EXTRACTED ENTRIES
+-------+
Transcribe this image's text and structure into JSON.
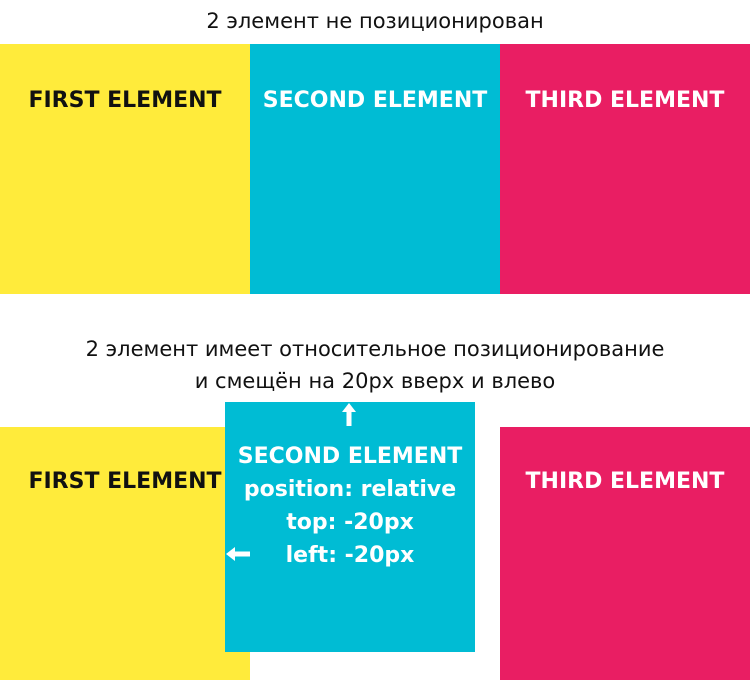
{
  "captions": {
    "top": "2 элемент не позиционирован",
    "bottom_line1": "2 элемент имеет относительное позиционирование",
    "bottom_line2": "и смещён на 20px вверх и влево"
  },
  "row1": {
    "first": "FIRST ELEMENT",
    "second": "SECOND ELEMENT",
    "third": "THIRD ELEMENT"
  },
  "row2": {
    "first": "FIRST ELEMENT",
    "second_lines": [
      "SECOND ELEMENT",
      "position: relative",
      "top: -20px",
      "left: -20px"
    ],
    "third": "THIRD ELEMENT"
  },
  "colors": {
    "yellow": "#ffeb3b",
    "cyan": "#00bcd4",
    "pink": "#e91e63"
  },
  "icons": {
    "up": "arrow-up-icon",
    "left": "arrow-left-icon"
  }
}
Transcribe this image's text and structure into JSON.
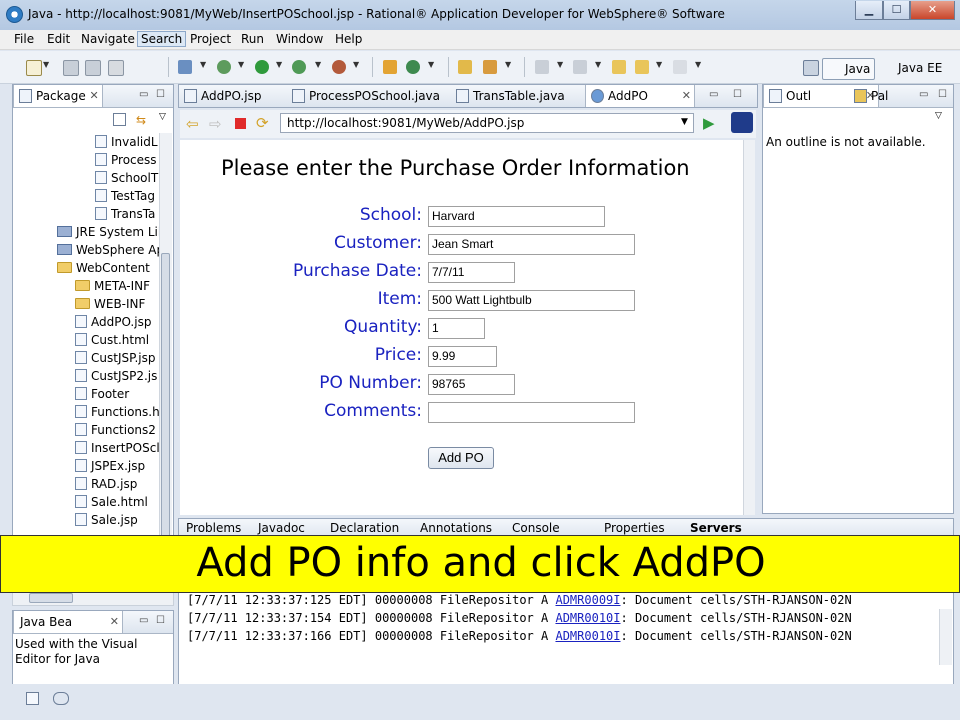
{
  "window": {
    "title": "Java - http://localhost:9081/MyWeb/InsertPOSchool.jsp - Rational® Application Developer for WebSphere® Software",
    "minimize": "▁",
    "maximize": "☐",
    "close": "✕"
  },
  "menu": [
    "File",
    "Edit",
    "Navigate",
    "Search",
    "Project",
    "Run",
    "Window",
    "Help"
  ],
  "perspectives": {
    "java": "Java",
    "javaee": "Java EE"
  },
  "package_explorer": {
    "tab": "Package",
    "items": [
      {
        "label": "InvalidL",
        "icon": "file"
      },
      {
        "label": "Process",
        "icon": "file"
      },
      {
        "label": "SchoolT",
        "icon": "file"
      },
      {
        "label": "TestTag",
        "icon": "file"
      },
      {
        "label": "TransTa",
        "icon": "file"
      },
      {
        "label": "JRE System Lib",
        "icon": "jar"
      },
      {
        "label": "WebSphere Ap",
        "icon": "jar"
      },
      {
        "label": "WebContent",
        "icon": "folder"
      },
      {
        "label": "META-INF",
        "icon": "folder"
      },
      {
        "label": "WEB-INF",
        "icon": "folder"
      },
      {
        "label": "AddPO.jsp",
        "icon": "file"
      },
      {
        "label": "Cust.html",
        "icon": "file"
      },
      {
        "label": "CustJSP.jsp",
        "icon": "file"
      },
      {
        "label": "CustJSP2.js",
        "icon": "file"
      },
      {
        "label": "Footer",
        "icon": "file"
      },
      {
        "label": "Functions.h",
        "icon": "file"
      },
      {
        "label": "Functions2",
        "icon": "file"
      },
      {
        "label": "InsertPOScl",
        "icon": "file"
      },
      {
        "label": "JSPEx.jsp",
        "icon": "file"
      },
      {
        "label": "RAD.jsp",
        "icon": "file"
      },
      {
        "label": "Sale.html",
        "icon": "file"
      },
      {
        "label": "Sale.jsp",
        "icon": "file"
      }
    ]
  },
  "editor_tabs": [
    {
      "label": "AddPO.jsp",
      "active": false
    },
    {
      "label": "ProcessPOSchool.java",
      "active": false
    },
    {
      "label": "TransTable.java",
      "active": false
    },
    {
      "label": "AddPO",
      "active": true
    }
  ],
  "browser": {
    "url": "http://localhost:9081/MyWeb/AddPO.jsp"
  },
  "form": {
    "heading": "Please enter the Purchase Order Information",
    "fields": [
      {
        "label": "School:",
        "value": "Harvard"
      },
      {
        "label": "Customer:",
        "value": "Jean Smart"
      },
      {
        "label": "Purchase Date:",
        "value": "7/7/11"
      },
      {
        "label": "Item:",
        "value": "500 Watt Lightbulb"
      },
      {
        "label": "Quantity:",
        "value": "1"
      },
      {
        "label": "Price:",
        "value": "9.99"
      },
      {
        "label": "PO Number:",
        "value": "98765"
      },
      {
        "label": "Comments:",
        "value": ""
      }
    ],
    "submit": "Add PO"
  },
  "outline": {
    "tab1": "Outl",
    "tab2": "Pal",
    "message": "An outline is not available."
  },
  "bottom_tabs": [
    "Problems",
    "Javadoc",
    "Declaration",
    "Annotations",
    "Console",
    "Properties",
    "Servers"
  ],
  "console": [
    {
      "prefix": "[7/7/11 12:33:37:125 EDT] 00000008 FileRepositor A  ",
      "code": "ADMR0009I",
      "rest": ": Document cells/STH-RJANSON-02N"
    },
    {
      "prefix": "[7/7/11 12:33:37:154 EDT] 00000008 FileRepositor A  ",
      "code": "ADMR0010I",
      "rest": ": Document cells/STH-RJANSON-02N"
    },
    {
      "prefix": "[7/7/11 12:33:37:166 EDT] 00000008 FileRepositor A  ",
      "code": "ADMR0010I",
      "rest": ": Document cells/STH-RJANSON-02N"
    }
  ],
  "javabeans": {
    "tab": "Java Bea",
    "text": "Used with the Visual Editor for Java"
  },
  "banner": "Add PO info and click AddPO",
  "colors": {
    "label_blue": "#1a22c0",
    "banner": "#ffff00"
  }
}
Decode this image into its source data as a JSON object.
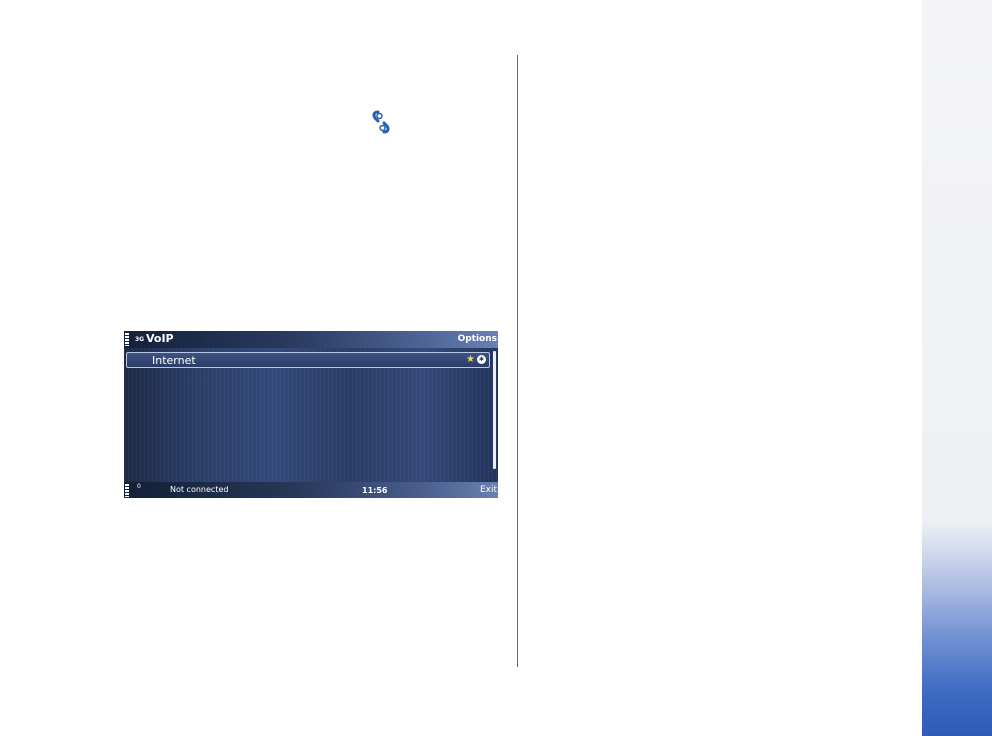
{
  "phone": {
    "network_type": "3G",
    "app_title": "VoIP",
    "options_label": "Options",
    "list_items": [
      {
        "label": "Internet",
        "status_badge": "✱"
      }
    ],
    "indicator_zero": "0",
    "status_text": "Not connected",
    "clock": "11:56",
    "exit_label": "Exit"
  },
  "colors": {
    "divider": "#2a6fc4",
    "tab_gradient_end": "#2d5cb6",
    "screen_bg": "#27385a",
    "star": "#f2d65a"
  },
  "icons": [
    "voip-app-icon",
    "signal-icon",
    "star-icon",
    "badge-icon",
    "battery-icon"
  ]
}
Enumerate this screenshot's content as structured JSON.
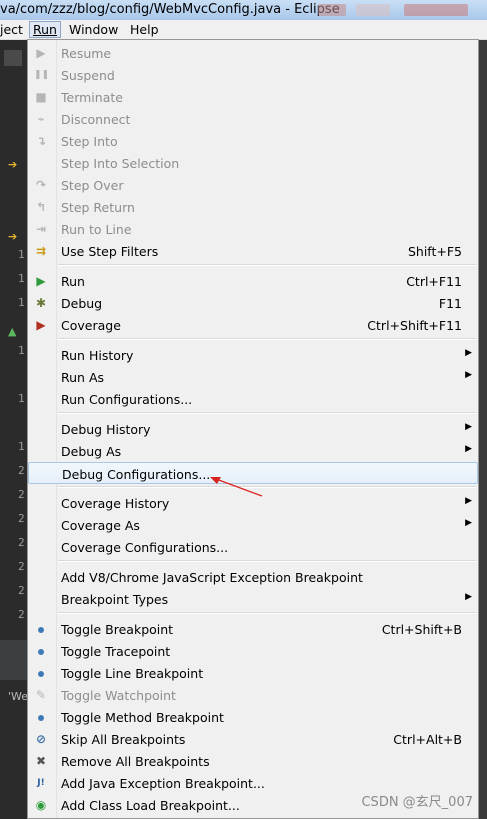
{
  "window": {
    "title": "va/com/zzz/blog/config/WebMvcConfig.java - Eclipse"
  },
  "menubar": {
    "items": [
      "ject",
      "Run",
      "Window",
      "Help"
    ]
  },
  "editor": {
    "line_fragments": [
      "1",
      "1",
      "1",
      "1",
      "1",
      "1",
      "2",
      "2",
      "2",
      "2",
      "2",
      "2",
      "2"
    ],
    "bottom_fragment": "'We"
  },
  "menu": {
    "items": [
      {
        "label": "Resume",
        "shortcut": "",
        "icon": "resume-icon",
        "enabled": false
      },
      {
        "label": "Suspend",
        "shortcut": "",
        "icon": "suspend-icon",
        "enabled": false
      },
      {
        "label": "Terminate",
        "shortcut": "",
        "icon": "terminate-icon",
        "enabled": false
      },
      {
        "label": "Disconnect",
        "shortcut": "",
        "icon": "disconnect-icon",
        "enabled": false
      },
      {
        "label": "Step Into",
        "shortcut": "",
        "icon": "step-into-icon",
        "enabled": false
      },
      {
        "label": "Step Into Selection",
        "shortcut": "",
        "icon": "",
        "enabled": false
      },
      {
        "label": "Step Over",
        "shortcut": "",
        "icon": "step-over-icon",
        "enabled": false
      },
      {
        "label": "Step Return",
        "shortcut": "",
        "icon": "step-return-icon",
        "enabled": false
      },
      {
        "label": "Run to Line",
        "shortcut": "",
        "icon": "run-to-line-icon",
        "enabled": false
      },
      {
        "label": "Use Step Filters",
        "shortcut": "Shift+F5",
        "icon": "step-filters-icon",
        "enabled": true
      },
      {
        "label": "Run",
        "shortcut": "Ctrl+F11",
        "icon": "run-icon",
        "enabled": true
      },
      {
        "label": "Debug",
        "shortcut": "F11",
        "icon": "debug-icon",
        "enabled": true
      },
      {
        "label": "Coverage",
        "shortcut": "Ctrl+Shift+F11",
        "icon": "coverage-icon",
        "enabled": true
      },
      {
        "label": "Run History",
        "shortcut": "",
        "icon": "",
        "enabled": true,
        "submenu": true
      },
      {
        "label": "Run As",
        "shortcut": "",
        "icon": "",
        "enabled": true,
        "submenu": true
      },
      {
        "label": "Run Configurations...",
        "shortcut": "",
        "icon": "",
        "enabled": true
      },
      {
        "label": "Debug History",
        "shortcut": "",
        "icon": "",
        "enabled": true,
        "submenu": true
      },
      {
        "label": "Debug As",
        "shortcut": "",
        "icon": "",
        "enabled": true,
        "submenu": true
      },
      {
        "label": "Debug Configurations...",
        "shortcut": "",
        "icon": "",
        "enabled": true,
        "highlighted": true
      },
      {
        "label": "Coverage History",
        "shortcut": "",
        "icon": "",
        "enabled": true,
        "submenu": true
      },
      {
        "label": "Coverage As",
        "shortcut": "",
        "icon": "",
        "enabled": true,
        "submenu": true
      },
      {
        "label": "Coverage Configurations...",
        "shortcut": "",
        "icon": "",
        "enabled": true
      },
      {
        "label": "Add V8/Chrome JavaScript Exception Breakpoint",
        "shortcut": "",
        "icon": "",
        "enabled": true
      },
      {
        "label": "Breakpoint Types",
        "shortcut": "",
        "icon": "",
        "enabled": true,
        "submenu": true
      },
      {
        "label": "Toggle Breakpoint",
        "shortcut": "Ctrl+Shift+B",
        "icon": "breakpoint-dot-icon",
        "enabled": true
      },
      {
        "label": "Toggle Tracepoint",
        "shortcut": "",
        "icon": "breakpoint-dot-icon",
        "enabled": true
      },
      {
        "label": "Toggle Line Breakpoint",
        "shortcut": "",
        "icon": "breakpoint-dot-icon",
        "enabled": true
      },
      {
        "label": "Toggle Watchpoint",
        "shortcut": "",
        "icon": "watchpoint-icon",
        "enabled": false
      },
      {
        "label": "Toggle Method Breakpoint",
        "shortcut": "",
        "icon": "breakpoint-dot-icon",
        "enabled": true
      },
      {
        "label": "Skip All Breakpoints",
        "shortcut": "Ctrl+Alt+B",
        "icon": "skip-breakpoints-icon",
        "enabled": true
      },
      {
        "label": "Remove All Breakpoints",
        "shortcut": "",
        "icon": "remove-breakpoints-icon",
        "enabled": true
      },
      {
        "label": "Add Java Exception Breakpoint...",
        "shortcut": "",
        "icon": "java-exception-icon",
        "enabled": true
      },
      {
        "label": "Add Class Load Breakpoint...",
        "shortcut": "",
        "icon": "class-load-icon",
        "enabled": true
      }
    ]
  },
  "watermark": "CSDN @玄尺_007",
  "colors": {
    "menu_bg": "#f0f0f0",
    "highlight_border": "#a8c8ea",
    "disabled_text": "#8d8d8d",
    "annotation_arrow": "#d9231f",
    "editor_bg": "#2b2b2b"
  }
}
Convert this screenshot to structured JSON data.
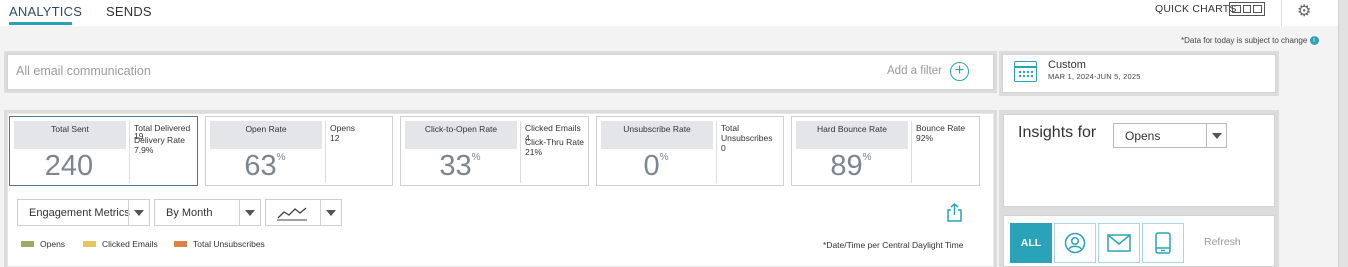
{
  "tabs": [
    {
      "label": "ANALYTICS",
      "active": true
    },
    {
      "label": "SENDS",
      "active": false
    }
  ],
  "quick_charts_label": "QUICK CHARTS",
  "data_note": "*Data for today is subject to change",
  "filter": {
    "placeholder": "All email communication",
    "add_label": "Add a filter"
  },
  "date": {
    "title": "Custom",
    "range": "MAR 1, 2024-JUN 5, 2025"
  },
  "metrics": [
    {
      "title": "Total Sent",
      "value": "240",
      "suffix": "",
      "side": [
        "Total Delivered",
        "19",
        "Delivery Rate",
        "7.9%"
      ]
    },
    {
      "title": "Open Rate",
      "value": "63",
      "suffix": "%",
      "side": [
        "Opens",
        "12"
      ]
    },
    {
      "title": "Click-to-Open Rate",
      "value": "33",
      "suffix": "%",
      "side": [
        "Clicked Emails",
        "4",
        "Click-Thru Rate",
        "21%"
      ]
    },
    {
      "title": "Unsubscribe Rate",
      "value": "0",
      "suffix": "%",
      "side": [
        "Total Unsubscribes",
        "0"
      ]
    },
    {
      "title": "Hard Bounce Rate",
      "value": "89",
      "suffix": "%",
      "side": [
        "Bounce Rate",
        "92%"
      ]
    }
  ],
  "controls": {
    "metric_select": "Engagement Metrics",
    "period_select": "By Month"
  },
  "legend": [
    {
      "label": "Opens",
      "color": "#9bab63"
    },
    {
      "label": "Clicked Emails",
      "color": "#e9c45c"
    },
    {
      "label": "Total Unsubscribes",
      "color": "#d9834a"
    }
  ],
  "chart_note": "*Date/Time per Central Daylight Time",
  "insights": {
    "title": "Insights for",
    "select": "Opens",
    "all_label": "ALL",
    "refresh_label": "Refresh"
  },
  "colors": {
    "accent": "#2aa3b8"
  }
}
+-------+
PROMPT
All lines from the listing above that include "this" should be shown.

FINISHED TASK
Transcribe this image's text and structure into JSON.
Transcribe this image's text and structure into JSON.
Decode this image into its source data as a JSON object.
Enumerate this screenshot's content as structured JSON.
Convert this screenshot to structured JSON data.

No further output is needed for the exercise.